Some of the islands, he said had been a “hot spot” of fighting. Japanese troops were living underground until the Army came in with flamethrowers.
“They just cooked everything,” he said
He remained with the same unit throughout the war.
“There was nothing that the army had that at least one man among us couldn’t fix, no matter what,” he said.
The Third Army headed for Europe soon after Don ‘s arrival, crossing the Atlantic Ocean in nine days, landing in Scotland and traveling to the south of England where they learned General Patton would take over command.
Don said everyone had heard of Patton, the general who had led the Army through North Africa and enjoyed being as close as he could get to the front lines to inspire the troops.
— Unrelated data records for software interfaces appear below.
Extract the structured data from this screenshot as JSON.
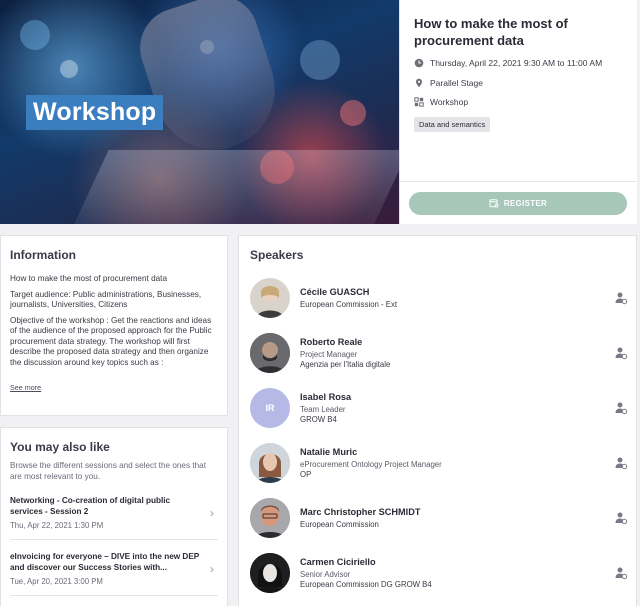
{
  "hero": {
    "badge": "Workshop"
  },
  "event": {
    "title": "How to make the most of procurement data",
    "datetime": "Thursday, April 22, 2021 9:30 AM to 11:00 AM",
    "location": "Parallel Stage",
    "type": "Workshop",
    "tag": "Data and semantics",
    "register_label": "REGISTER"
  },
  "info": {
    "heading": "Information",
    "paragraphs": [
      "How to make the most of procurement data",
      "Target audience: Public administrations, Businesses, journalists, Universities, Citizens",
      "Objective of the workshop : Get the reactions and ideas of the audience of the proposed approach for the Public procurement data strategy. The workshop will first describe the proposed data strategy and then organize the discussion around key topics such as :"
    ],
    "see_more": "See more"
  },
  "also": {
    "heading": "You may also like",
    "subtitle": "Browse the different sessions and select the ones that are most relevant to you.",
    "sessions": [
      {
        "title": "Networking - Co-creation of digital public services - Session 2",
        "date": "Thu, Apr 22, 2021 1:30 PM"
      },
      {
        "title": "eInvoicing for everyone – DIVE into the new DEP and discover our Success Stories with...",
        "date": "Tue, Apr 20, 2021 3:00 PM"
      }
    ]
  },
  "speakers": {
    "heading": "Speakers",
    "list": [
      {
        "name": "Cécile GUASCH",
        "role": "",
        "org": "European Commission - Ext",
        "avatar": "photo",
        "color": "#cfc9c2"
      },
      {
        "name": "Roberto Reale",
        "role": "Project Manager",
        "org": "Agenzia per l'Italia digitale",
        "avatar": "photo",
        "color": "#5a5a5e"
      },
      {
        "name": "Isabel Rosa",
        "role": "Team Leader",
        "org": "GROW B4",
        "avatar": "IR",
        "color": "#b6b8e6"
      },
      {
        "name": "Natalie Muric",
        "role": "eProcurement Ontology Project Manager",
        "org": "OP",
        "avatar": "photo",
        "color": "#c79a86"
      },
      {
        "name": "Marc Christopher SCHMIDT",
        "role": "",
        "org": "European Commission",
        "avatar": "photo",
        "color": "#c8866a"
      },
      {
        "name": "Carmen Ciciriello",
        "role": "Senior Advisor",
        "org": "European Commission DG GROW B4",
        "avatar": "photo",
        "color": "#3b3b3e"
      }
    ]
  },
  "colors": {
    "register_bg": "#a6c7b9",
    "avatar_initials_bg": "#b6b8e6",
    "badge_bg": "#3b7ec0"
  }
}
They also knew that while visiting a hospital Patton backhanded a young soldier who had told the general he couldn’t stand combat which made him nervous and afraid.
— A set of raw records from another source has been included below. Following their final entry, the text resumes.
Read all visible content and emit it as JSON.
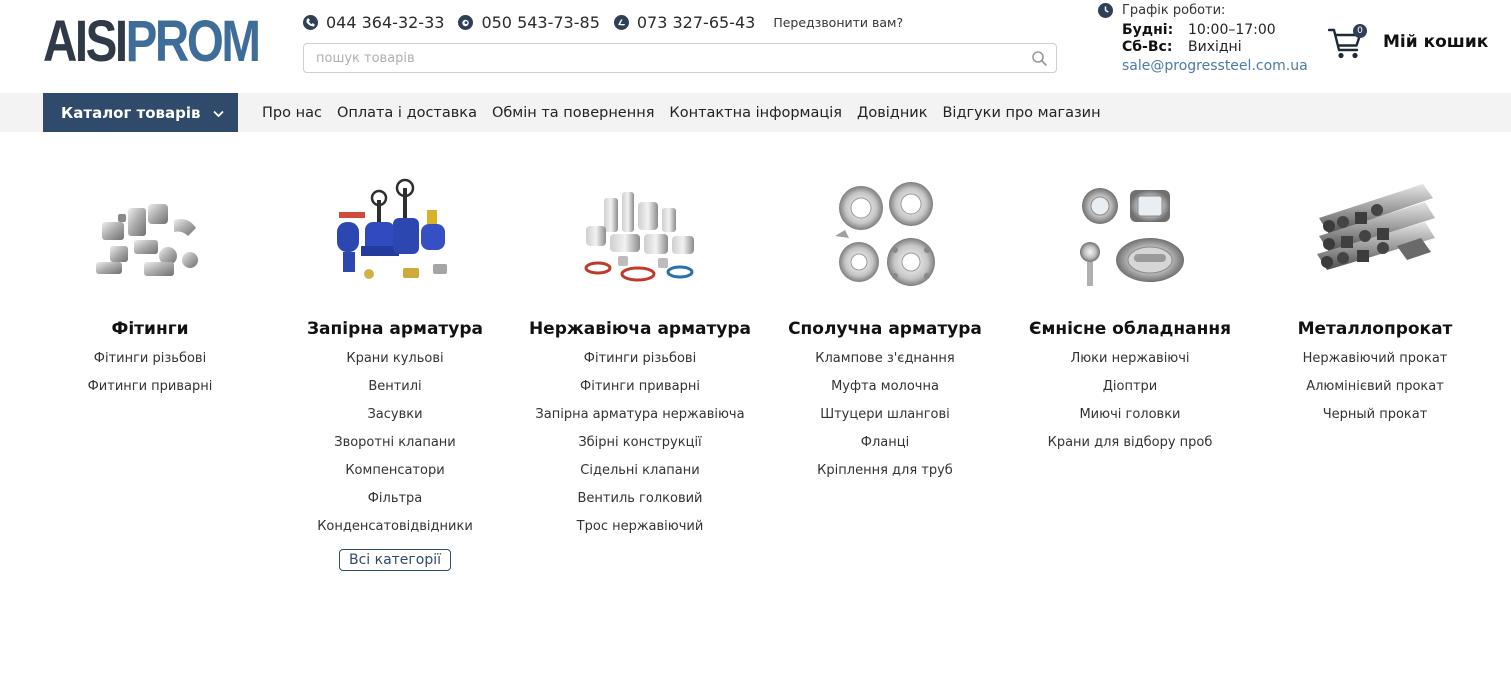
{
  "logo": {
    "part1": "AISI",
    "part2": "PROM"
  },
  "phones": [
    "044 364-32-33",
    "050 543-73-85",
    "073 327-65-43"
  ],
  "callback": "Передзвонити вам?",
  "search": {
    "placeholder": "пошук товарів"
  },
  "schedule": {
    "title": "Графік роботи:",
    "rows": [
      {
        "label": "Будні:",
        "value": "10:00–17:00"
      },
      {
        "label": "Сб-Вс:",
        "value": "Вихідні"
      }
    ],
    "email": "sale@progressteel.com.ua"
  },
  "cart": {
    "count": "0",
    "label": "Мій кошик"
  },
  "nav": {
    "catalog": "Каталог товарів",
    "links": [
      "Про нас",
      "Оплата і доставка",
      "Обмін та повернення",
      "Контактна інформація",
      "Довідник",
      "Відгуки про магазин"
    ]
  },
  "categories": [
    {
      "title": "Фітинги",
      "items": [
        "Фітинги різьбові",
        "Фитинги приварні"
      ]
    },
    {
      "title": "Запірна арматура",
      "items": [
        "Крани кульові",
        "Вентилі",
        "Засувки",
        "Зворотні клапани",
        "Компенсатори",
        "Фільтра",
        "Конденсатовідвідники"
      ],
      "all": "Всі категорії"
    },
    {
      "title": "Нержавіюча арматура",
      "items": [
        "Фітинги різьбові",
        "Фітинги приварні",
        "Запірна арматура нержавіюча",
        "Збірні конструкції",
        "Сідельні клапани",
        "Вентиль голковий",
        "Трос нержавіючий"
      ]
    },
    {
      "title": "Сполучна арматура",
      "items": [
        "Клампове з'єднання",
        "Муфта молочна",
        "Штуцери шлангові",
        "Фланці",
        "Кріплення для труб"
      ]
    },
    {
      "title": "Ємнісне обладнання",
      "items": [
        "Люки нержавіючі",
        "Діоптри",
        "Миючі головки",
        "Крани для відбору проб"
      ]
    },
    {
      "title": "Металлопрокат",
      "items": [
        "Нержавіючий прокат",
        "Алюмінієвий прокат",
        "Черный прокат"
      ]
    }
  ],
  "colors": {
    "brand_dark": "#2f4a6b",
    "brand_accent": "#3f6d99",
    "nav_bg": "#f3f3f3",
    "email": "#4a7aa8"
  }
}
“Patton had told him ‘Everyone is afraid.’ But the government heard about the incident and Patton had disappeared. When we learned he was our commander we were scared to death.”
Don said he made some of the maps used for June 6, 1944, Normandy invasion. The Third Army headquarters crossed to Normandy about two weeks after D-Day, landing at low tide and the craft were able to drive onto the beach.
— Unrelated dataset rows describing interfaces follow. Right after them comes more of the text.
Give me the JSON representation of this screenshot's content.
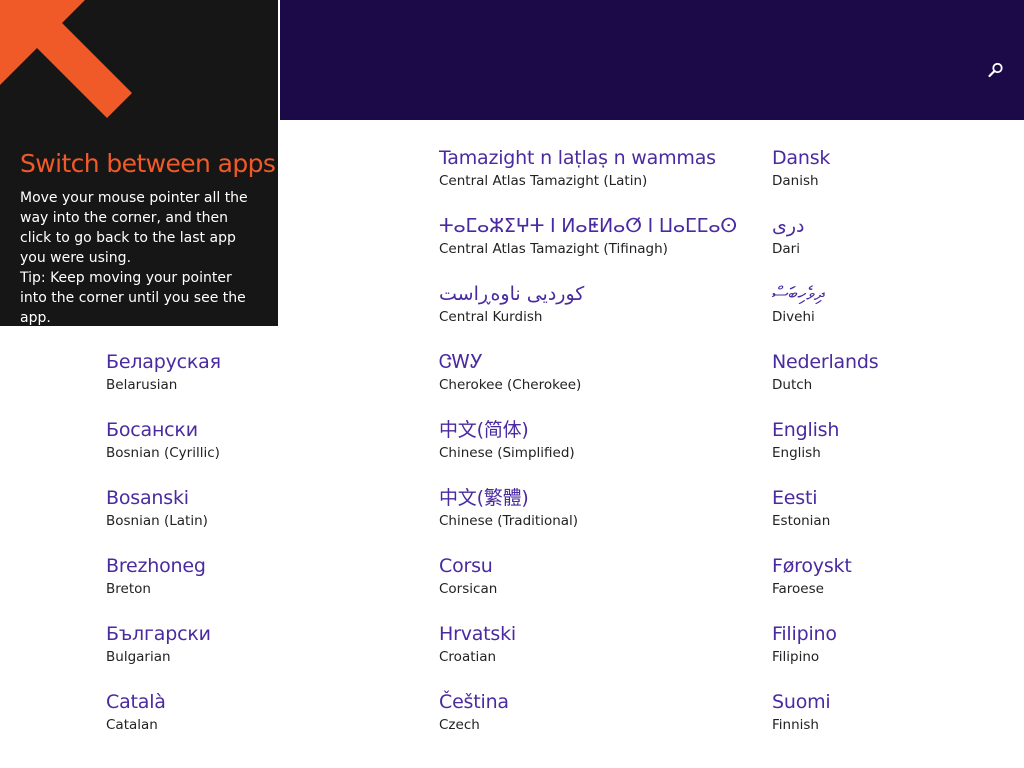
{
  "tip": {
    "title": "Switch between apps",
    "body": "Move your mouse pointer all the way into the corner, and then click to go back to the last app you were using.",
    "tip": "Tip: Keep moving your pointer into the corner until you see the app."
  },
  "header": {
    "search_icon": "search-icon"
  },
  "colors": {
    "header_bg": "#1c0a48",
    "tip_bg": "#161616",
    "accent": "#f05a28",
    "language_name": "#4a2aa0"
  },
  "languages": {
    "col1": [
      {
        "native": "Беларуская",
        "english": "Belarusian"
      },
      {
        "native": "Босански",
        "english": "Bosnian (Cyrillic)"
      },
      {
        "native": "Bosanski",
        "english": "Bosnian (Latin)"
      },
      {
        "native": "Brezhoneg",
        "english": "Breton"
      },
      {
        "native": "Български",
        "english": "Bulgarian"
      },
      {
        "native": "Català",
        "english": "Catalan"
      }
    ],
    "col2": [
      {
        "native": "Tamazight n laṭlaṣ n wammas",
        "english": "Central Atlas Tamazight (Latin)"
      },
      {
        "native": "ⵜⴰⵎⴰⵣⵉⵖⵜ ⵏ ⵍⴰⵟⵍⴰⵚ ⵏ ⵡⴰⵎⵎⴰⵙ",
        "english": "Central Atlas Tamazight (Tifinagh)"
      },
      {
        "native": "کوردیی ناوەڕاست",
        "english": "Central Kurdish"
      },
      {
        "native": "ᏣᎳᎩ",
        "english": "Cherokee (Cherokee)"
      },
      {
        "native": "中文(简体)",
        "english": "Chinese (Simplified)"
      },
      {
        "native": "中文(繁體)",
        "english": "Chinese (Traditional)"
      },
      {
        "native": "Corsu",
        "english": "Corsican"
      },
      {
        "native": "Hrvatski",
        "english": "Croatian"
      },
      {
        "native": "Čeština",
        "english": "Czech"
      }
    ],
    "col3": [
      {
        "native": "Dansk",
        "english": "Danish"
      },
      {
        "native": "دری",
        "english": "Dari"
      },
      {
        "native": "ދިވެހިބަސް",
        "english": "Divehi"
      },
      {
        "native": "Nederlands",
        "english": "Dutch"
      },
      {
        "native": "English",
        "english": "English"
      },
      {
        "native": "Eesti",
        "english": "Estonian"
      },
      {
        "native": "Føroyskt",
        "english": "Faroese"
      },
      {
        "native": "Filipino",
        "english": "Filipino"
      },
      {
        "native": "Suomi",
        "english": "Finnish"
      }
    ]
  }
}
Don said the maps he made showed locations of the seven Allied armies in Europe, stuck to walls with rubber cement so they could be put up and taken down. He said the surfaces were coated so they could be written on and wiped clean.
Regarding Patton, Don said, “In my estimation, he was the greatest general the United States had. They said he spoke two languages, English and Profanity. That is true.
“I was not engaged in the aggressive part of the war, but I respect the men who lived in the fox holes, in the mud,” Don said. “I was not assigned a job like that and I felt guilty when I saw a veteran with no arms or legs or heard that someone was killed.
“But lately, I’ve come to believe that I did what I was supposed to have done and that in my way I saved more lives by making situation maps than I would have been able to if I had to kill any one in the infantry.”
When the war ended, Don was told he was fortunate.
“I was a married man, had served overseas, was a father and I was in the first group to go home,” he said. “I got there in January 1943 and got to go home in October 1945.”
When the war ended in the South Pacific, Glenn said, he was disappointed to learn that his company would be staying to dismantle the distribution centers while everyone else went home.
“When it was our turn to go, we got on a plane that had a six-inch gap under the door and rain water poured in,” he said of the trip. “It was a rough ride. But were were promised that we’d be home by Christmas.”
Glenn rode “The Magic Carpet” troop train home.
“We were coming out of the tropics, wearing summer uniforms,” he said fondly remembering the time. “We pretty near froze as we went through the Rocky Mountains, but we made it to Indiana by Dec. 23.
“I didn’t believe that I’d get home to Youngstown, Ohio, for Christmas but they told me ‘Call your wife. Tell her to meet you at the station.’ Sure enough, the bus pulled in and she was there — Dec. 24, 1945. I was home.”
Glenn was immediately reinstated at Republic Rubber, later Aeroquip, and remained with the company for 48 years until he retired.
However, he said he quickly tired of living in a two-room apartment in Youngstown.
“My brother, Harold, lived in New Bedford and told me a field next to him was for sale,” he said. “I bought 10 acres from an Amishman for $1,000 and built a brick house.”
Glenn and his wife, Verda, were married for 70 years when she died in 2011. The couple raised two daughters, Elaine and Sharon, and have two grandsons.
Don came home to his wife, Mary, in Youngstown and their son, Donnie, returned to is job at Truscon Steel, where he became chief design engineer.
In 1947, they built a house in New Bedford where they raised their children, Don Jr., Dennis, Norman, Keith and Lori.
In 2007, they moved in with Don Jr. in Volant.
In 2010, Don accompanied his son, Norman, and grandson, Kent, to retrace the path he took during the war.
In 2014, he received France’s Legion of Honor, some 70 years after the war ended.